[Entries from a dataset of interfaces]
___

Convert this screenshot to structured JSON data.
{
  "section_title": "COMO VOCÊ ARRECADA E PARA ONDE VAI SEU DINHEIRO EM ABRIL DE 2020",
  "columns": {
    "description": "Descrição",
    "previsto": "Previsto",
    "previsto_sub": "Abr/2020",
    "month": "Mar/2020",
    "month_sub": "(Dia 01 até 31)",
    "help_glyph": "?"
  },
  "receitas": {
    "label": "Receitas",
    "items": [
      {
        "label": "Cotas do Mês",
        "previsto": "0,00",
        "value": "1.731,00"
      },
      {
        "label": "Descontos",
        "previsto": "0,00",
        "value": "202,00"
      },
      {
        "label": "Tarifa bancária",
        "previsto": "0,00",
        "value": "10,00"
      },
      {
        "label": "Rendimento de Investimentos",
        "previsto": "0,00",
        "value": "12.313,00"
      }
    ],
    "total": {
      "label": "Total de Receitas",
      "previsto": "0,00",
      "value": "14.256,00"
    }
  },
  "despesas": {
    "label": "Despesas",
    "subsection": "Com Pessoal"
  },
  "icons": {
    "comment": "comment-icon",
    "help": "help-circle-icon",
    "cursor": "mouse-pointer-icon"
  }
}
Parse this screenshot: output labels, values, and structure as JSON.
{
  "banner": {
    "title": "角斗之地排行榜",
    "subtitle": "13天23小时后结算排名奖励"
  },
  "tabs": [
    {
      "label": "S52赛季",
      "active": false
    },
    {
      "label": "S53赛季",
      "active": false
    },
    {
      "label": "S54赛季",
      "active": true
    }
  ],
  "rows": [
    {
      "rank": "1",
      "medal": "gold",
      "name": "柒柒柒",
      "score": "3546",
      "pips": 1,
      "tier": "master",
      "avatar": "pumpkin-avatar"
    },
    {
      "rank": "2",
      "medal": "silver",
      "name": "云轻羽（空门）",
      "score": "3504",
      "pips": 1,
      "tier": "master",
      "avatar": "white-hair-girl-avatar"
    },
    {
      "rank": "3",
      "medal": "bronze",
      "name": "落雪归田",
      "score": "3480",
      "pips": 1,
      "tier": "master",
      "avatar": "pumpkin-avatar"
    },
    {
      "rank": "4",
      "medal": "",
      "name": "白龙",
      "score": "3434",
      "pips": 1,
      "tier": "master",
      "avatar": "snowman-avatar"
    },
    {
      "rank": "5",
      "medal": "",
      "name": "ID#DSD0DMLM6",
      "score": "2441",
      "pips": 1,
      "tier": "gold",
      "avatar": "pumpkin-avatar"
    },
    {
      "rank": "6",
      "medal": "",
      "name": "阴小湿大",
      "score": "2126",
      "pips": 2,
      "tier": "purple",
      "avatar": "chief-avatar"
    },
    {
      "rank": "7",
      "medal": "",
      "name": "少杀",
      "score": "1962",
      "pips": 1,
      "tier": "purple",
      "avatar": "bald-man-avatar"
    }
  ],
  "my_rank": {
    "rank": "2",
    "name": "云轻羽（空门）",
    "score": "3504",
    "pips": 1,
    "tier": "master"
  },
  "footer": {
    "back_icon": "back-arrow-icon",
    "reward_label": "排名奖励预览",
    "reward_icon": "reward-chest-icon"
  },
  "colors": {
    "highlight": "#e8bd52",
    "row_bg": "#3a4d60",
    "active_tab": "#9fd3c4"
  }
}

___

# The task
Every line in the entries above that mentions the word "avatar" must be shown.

# Reply
      "avatar": "pumpkin-avatar"
      "avatar": "white-hair-girl-avatar"
      "avatar": "pumpkin-avatar"
      "avatar": "snowman-avatar"
      "avatar": "pumpkin-avatar"
      "avatar": "chief-avatar"
      "avatar": "bald-man-avatar"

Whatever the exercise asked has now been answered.